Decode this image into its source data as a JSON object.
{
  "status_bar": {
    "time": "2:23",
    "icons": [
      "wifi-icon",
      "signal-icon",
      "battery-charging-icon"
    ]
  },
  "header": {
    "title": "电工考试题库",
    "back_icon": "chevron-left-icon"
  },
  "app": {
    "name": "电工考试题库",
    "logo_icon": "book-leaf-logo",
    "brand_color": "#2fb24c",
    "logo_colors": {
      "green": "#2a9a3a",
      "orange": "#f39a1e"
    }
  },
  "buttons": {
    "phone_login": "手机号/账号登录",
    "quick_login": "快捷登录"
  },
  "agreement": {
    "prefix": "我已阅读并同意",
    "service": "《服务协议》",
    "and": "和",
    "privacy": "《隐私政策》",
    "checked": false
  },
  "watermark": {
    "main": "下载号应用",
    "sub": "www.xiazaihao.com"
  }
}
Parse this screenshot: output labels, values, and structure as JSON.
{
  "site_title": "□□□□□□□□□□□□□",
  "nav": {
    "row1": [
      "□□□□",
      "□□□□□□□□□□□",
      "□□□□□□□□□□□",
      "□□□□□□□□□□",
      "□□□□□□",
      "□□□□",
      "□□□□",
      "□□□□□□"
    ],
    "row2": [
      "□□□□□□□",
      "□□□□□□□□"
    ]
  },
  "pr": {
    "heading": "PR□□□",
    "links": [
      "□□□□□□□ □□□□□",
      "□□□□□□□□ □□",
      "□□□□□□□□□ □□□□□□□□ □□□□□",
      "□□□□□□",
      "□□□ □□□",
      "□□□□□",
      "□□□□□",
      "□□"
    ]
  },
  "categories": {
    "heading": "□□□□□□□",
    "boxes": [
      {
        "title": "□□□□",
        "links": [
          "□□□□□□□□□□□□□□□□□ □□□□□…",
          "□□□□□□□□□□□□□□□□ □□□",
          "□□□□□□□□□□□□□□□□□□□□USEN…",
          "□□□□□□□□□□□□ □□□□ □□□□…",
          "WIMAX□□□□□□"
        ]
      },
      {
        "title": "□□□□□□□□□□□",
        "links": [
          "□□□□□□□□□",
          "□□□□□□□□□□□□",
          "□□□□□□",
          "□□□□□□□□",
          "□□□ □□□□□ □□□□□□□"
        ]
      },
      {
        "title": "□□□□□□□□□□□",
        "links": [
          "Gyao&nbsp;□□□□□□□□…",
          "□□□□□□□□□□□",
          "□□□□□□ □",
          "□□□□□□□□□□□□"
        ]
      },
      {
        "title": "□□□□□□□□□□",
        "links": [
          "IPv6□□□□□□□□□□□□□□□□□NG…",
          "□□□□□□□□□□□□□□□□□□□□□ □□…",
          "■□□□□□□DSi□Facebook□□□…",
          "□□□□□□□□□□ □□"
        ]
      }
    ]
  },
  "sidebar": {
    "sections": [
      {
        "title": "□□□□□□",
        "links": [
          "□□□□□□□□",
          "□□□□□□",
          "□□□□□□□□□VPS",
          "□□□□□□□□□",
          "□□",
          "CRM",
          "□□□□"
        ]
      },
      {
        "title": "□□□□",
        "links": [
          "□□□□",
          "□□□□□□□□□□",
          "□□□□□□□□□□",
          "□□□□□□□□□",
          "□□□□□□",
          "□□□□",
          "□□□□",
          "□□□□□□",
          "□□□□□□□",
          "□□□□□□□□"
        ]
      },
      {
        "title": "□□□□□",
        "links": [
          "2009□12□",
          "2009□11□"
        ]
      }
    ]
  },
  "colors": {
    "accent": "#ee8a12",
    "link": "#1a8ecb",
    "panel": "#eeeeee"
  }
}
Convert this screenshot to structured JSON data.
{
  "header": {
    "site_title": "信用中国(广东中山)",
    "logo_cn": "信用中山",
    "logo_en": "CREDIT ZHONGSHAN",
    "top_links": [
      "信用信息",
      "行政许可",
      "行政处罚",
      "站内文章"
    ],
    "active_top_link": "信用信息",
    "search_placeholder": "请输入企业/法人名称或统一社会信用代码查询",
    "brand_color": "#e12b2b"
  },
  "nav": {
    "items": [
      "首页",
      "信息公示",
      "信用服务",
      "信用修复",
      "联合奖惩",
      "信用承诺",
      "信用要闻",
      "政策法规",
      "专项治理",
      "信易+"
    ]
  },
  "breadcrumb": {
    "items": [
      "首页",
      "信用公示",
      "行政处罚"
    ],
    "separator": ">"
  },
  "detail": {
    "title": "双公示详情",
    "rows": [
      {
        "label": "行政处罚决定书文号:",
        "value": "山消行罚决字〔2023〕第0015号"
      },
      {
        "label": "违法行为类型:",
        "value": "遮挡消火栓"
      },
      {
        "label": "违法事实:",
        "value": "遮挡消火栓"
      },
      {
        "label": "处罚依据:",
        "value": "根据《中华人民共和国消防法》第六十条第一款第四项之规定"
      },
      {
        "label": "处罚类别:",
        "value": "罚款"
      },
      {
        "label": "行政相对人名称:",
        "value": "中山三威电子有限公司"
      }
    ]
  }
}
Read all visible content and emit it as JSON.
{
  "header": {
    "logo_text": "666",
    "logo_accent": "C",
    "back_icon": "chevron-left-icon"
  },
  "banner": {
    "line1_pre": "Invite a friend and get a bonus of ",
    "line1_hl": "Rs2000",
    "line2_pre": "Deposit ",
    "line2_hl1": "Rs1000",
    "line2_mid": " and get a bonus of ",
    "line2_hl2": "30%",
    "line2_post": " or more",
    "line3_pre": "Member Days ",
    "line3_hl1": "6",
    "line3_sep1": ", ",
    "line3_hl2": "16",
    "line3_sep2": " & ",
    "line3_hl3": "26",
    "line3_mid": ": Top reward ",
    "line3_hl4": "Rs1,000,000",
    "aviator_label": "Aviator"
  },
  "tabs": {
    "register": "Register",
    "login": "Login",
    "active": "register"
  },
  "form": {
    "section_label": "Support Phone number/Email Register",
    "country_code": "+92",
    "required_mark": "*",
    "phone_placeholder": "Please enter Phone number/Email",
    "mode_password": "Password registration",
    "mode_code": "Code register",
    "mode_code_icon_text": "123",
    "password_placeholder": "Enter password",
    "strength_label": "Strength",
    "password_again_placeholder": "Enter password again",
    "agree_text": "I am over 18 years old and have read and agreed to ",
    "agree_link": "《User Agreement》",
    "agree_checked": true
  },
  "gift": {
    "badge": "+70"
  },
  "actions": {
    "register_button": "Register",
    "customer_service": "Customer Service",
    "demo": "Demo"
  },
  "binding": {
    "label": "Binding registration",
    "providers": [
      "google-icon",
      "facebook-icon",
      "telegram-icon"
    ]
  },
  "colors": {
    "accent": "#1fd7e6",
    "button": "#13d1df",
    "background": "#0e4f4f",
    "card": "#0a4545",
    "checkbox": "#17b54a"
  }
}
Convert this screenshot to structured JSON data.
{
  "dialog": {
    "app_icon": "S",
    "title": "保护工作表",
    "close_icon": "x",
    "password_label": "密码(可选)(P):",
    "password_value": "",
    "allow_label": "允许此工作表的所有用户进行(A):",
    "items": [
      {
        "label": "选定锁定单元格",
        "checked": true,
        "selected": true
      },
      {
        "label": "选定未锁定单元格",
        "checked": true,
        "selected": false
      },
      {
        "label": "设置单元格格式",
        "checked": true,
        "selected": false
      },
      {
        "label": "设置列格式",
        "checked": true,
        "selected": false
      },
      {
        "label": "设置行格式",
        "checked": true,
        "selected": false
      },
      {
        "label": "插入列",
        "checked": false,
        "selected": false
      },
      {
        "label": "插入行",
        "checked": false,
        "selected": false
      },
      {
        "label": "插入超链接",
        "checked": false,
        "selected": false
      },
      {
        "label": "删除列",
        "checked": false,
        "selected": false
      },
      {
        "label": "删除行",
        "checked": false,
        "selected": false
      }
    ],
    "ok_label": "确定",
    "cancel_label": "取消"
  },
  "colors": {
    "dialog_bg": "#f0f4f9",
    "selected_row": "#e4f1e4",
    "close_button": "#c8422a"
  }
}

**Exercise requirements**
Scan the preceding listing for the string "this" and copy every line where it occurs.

**Reply to the exercise**
Decode this image into its source data as a JSON object.
Parse this screenshot: output labels, values, and structure as JSON.
Convert this screenshot to structured JSON data.
Convert this screenshot to structured JSON data.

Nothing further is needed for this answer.